Or how about the companies that actually did a good number but after currency ended up with an uncertain outlook that called into question their safety? Two reliable companies with quintessential safety stocks, Procter & Gamble (PG) and Johnson & Johnson (JNJ), just didn't deliver what Wall Street wanted and support just vanished. These are big-cap, loved stocks with terrific balance sheets and seasoned CEOs that had begun to really distinguish themselves as long-term turnarounds and that had genuine momentum.
Geez, the momentum just disappeared like air from a helium balloon.
Then, finally, you have situations where genuine "look at me" good corporate news seems to mean nothing. Did anyone even notice that Costco (COST) offered a $5 special dividend last week? It's like it didn't happen. Like it just meant nothing. This is a unique vow of confidence and it was just been overlooked.

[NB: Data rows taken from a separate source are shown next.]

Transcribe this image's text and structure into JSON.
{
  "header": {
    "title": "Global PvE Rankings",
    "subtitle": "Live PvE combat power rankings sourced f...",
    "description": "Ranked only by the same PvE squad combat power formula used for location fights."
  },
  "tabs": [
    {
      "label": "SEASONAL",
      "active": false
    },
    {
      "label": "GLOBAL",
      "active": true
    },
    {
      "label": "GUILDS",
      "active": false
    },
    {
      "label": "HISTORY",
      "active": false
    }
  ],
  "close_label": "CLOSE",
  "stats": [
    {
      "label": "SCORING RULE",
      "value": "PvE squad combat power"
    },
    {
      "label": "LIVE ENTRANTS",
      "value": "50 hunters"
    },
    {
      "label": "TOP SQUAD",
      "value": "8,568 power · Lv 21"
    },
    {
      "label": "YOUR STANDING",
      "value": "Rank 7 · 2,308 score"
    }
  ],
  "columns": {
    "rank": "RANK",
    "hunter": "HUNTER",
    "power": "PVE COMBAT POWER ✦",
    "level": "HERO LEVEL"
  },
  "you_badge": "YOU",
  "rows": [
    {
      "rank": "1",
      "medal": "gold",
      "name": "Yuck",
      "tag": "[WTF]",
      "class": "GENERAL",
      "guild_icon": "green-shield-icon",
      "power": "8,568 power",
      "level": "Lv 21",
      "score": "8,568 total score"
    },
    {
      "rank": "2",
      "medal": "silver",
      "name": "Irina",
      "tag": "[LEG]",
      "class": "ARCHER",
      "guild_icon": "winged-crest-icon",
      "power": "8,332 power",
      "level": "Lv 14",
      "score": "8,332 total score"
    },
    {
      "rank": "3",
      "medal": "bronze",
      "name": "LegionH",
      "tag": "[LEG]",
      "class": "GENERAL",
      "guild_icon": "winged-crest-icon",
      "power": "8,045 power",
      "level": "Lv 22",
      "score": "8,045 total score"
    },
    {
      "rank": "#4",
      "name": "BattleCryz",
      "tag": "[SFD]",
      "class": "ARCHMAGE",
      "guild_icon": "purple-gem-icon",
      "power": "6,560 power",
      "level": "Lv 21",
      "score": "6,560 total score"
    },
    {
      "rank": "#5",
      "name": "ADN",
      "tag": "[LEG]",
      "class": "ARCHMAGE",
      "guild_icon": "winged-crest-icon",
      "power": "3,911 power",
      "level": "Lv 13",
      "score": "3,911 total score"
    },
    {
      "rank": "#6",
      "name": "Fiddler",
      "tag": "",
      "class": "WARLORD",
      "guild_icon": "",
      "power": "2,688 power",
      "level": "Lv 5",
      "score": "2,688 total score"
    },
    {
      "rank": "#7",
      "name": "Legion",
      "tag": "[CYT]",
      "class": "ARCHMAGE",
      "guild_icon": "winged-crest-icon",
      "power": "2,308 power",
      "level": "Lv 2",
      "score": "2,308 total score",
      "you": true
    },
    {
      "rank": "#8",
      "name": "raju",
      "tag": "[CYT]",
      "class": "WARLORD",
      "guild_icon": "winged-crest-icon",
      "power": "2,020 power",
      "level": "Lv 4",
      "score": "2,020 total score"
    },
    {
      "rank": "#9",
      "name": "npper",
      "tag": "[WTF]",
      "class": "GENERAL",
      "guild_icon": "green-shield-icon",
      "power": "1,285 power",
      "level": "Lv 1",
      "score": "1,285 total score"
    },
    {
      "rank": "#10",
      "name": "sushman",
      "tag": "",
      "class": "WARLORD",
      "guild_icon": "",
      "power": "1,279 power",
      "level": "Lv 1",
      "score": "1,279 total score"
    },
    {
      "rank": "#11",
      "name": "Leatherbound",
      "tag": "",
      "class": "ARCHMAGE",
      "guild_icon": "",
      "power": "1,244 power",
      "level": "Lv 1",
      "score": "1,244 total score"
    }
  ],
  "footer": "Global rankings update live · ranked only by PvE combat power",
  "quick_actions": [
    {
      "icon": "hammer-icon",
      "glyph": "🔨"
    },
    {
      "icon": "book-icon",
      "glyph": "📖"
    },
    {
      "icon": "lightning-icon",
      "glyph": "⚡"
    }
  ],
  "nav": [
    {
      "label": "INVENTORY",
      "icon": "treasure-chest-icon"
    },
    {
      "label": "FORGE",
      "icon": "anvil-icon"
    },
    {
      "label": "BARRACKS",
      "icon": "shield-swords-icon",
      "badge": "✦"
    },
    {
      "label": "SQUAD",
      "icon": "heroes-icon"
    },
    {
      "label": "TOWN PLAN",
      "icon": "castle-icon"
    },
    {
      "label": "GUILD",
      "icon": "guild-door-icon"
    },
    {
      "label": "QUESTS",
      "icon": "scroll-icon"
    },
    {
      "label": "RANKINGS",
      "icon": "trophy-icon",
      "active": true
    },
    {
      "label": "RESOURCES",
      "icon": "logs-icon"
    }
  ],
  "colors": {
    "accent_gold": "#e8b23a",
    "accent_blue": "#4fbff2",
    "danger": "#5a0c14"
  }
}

In fact, the only stocks that seemed to really fly after good news were those that were most heavily shorted going into the quarter. I saw a big short base building up, for example, in Boeing (BA) because it had missed the last couple of quarters and because the conventional media thought that the company would have to say that lower oil has hurt the order book because airlines could continue to milk their gas guzzlers because of the decline. That bearish theme had become common parlance. However, Boeing said nothing of the sort. Instead, Boeing pointed out that a flush airline with fare increases and full planes is an ideal customer no matter what.
Secondly, Amazon (AMZN) reported a number that shocked people, but more important, talked about how gross margins improved and how the company raised prices for Amazon Prime and all that happened was a dramatic increase in customers. The bears are still fighting this one but the narrative has changed for the better.
Lastly, the short squeeze in Netflix (NFLX) powered that stock much much higher than people thought. Make no mistake about it, though, the move was based on a short squeeze as the expectations for Netflix were so high going into the quarter.
No matter. They crushed the sign-ups, crushed the bottom line, and crushed the shorts. That's the kind of story that has legs.
Which brings me to my real conclusion: After last year's magnificent performance, I think a lot of short sellers, as Doug Kass suggests, have left the building. There just seems to be no base of natural buyers, namely those who had bet against a company and then were anxious to cover lest the stock start going up again.
Ultimately, that's how more sellers than buyers manifests itself and how the stocks of even the best companies reporting can't sustain much lift, and the ones that are just delivering or worse, failing to deliver, are just, well history. At least until this now gruesome era is over.